1st Edition

Queering Translation History Shakespeare’s Sonnets in Czech and Slovak Transformations

By Eva Spišiaková Copyright 2021
    134 Pages 2 B/W Illustrations
    by Routledge

    134 Pages 2 B/W Illustrations
    by Routledge

    This innovative work challenges normative binaries in contemporary translation studies and applies frameworks from queer historiography to the discipline in order to explore shifting perceptions of same-sex love and desire in translations and retranslations of William Shakespeare’s Sonnets.

    The book brings together perspectives from poststructuralism, queer theory, and translation history to set the stage for an in-depth exploration of a series of retranslations of the Sonnets from the Czech Republic and Slovakia. The complex and poetic language of the Sonnets, frequently built around era-specific idioms and allusions, has produced a number of different interpretations of the work over the centuries, but questions remain as to how the translation process may omit, retain, or enhance elements of same-sex love in retranslated works across time and geographical borders. In focusing on target cultures which experienced dramatic sociopolitical changes over the course of the twentieth century and comparing retranslations originating from these contexts, Spišiaková finds the ideal backdrop in which to draw parallels between changing developments in power and social structures and shifting translation strategies related to the representation of gender identities and sexual orientations beyond what is perceived to be normative.

    In so doing, the book advocates for a queer perspective on the study of translation history and encourages questioning traditional boundaries prevalent in the discipline, making this key reading for students and researchers in translation studies, queer theory, and gender studies, as well as those interested in historical developments in Central and Eastern Europe.

    The Open Access version of this book, available at http://www.taylorfrancis.com, has been made available under a Creative Commons [Attribution-Non Commercial-No Derivatives (CC-BY-NC-ND)] 4.0 license.

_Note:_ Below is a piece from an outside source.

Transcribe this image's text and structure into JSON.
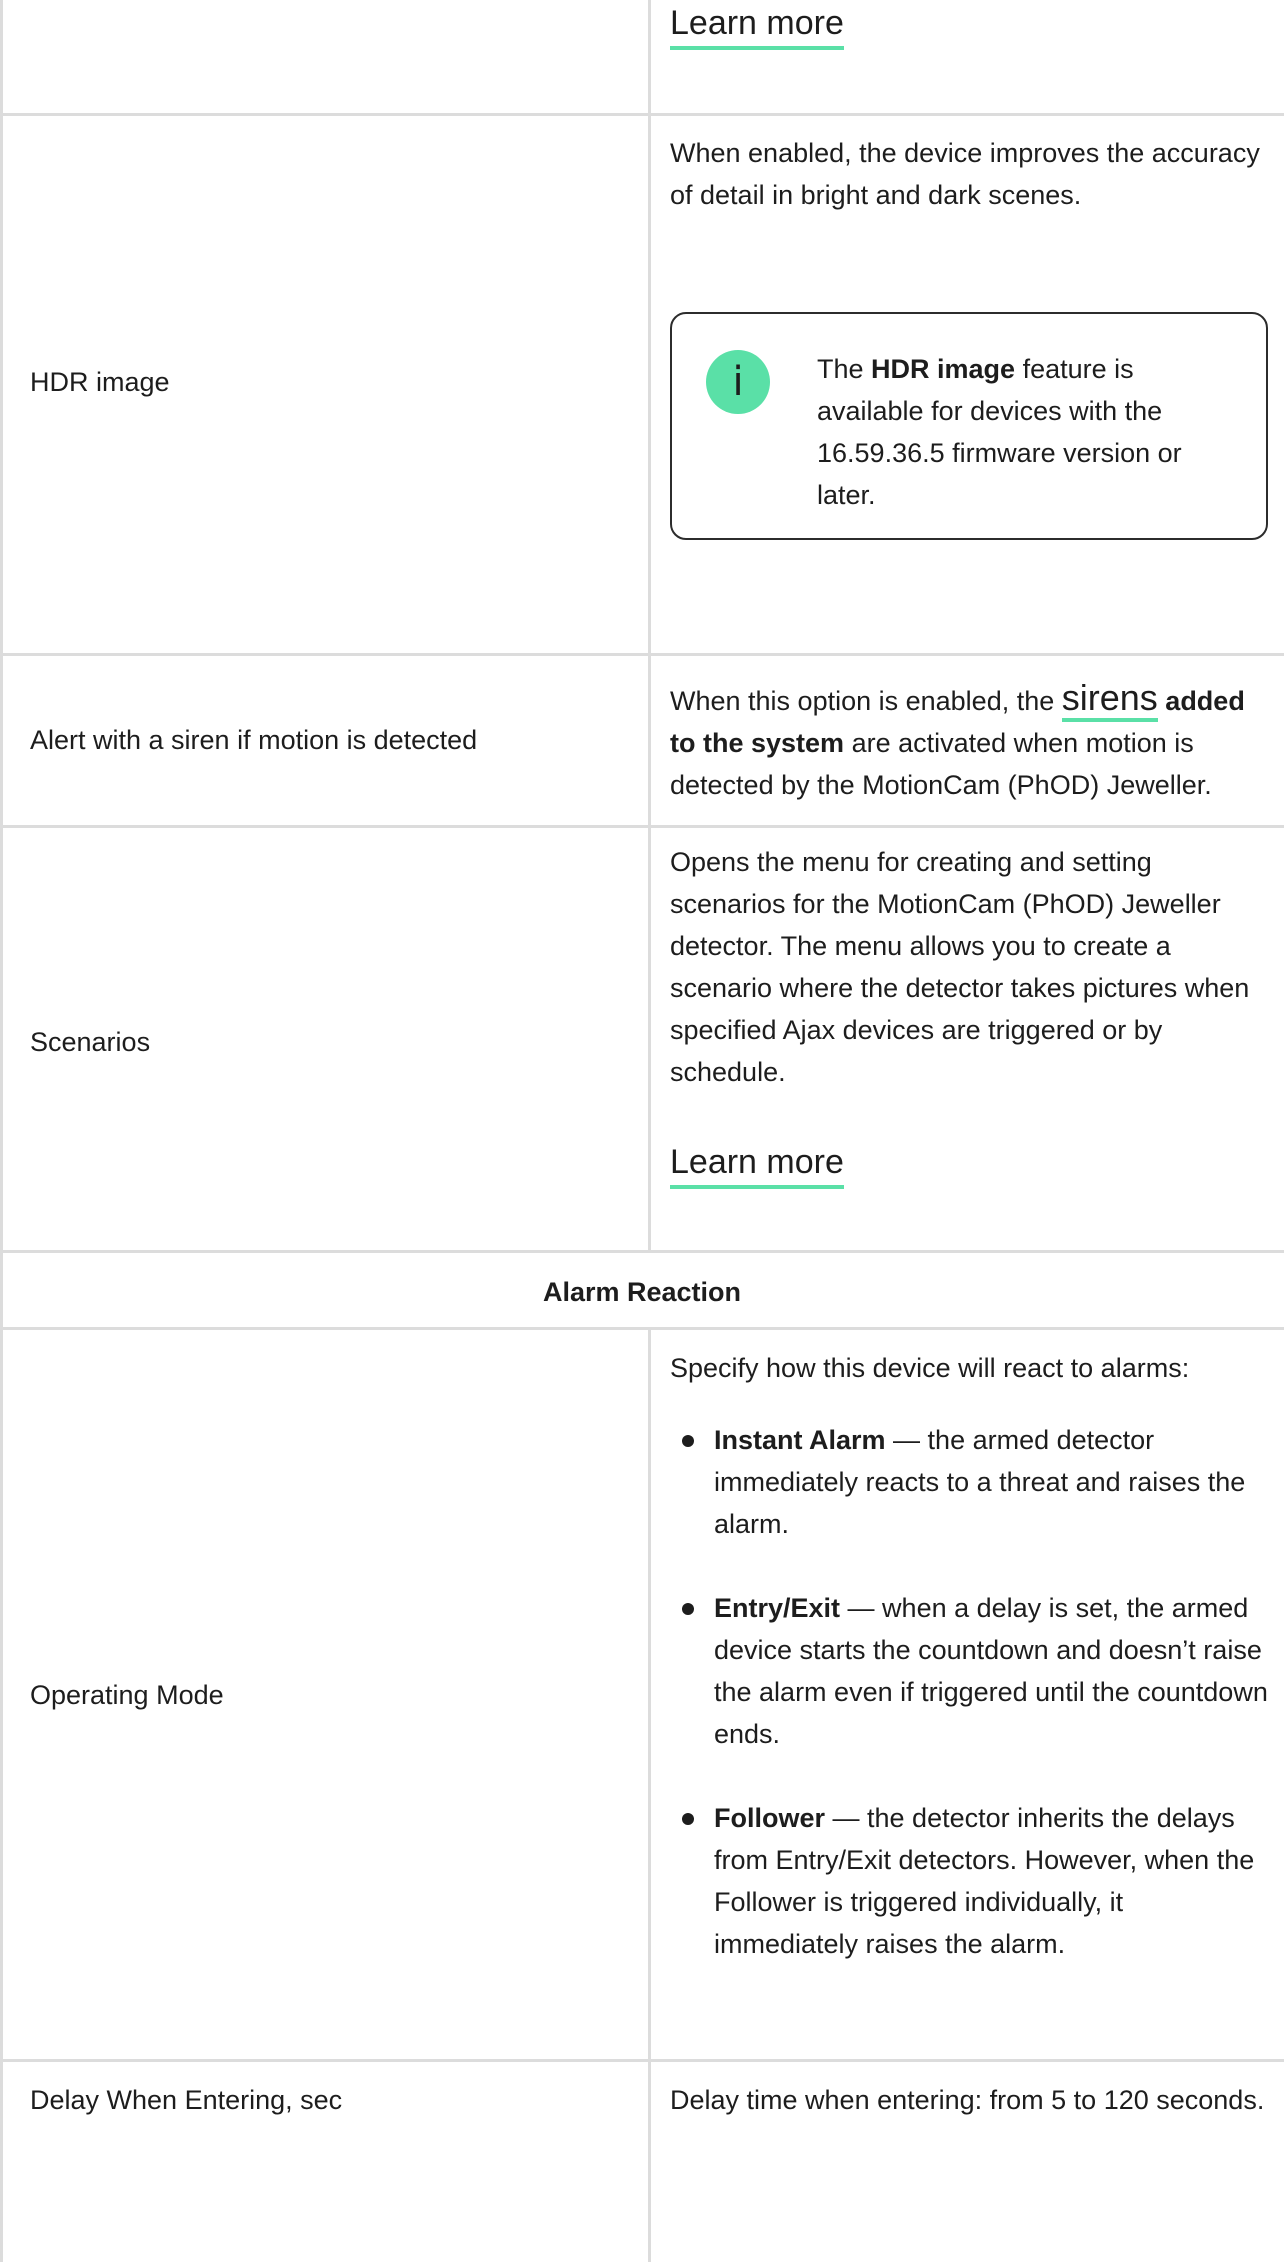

    Mapping the History of – and in – Queer Translation Studies

    The Method: Translating Sonnets


    Notes on Terminology

    Notes on Language


    Chapter 1: Queering Czechoslovakia’s History

    First Czechoslovak Republic and the Second World War

    Socialist Czechoslovakia

    The Velvet Revolution

    Divided Paths after 1993


    Chapter 2: A Century of Sonnets

    Shakespeare’s Sonnets

    The Sonnets in Czechoslovakia

    The First Full Translation

    The Six Socialist Sonnets

    Book Production in Socialist Czechoslovakia

    Socialist Censorship

    Velvet Revolution, Divided Nations, and Eight More Sonnets


    Chapter 3: The Master Mistress of my Passion

    Gendering Languages

    Gendering Sonnets

    Gendering Translations

    Various Recipients

    Female-addressed Sonnets

    Male-addressed and Neutral Sonnets


    Chapter 4: I Love Thee in Such Sort

    The Lover

    The Friend

    From Lovers to Friends

    Gods and Children






    Eva Spišiaková received her PhD in Translation Studies from the University of Edinburgh and is currently a Postdoctoral Research Associate at the Centre for Translation Studies at the University of Vienna, Austria. Her interests include the intersection of translation studies with LGBTQ+ issues, disability studies, and medical humanities, and she is the author of the article "‘We’ve Called her Stephen’: Czech Translations of The Well of Loneliness and their Transgender Readings" (2020) and the co-editor of The Routledge Handbook of Translation and Health (2021).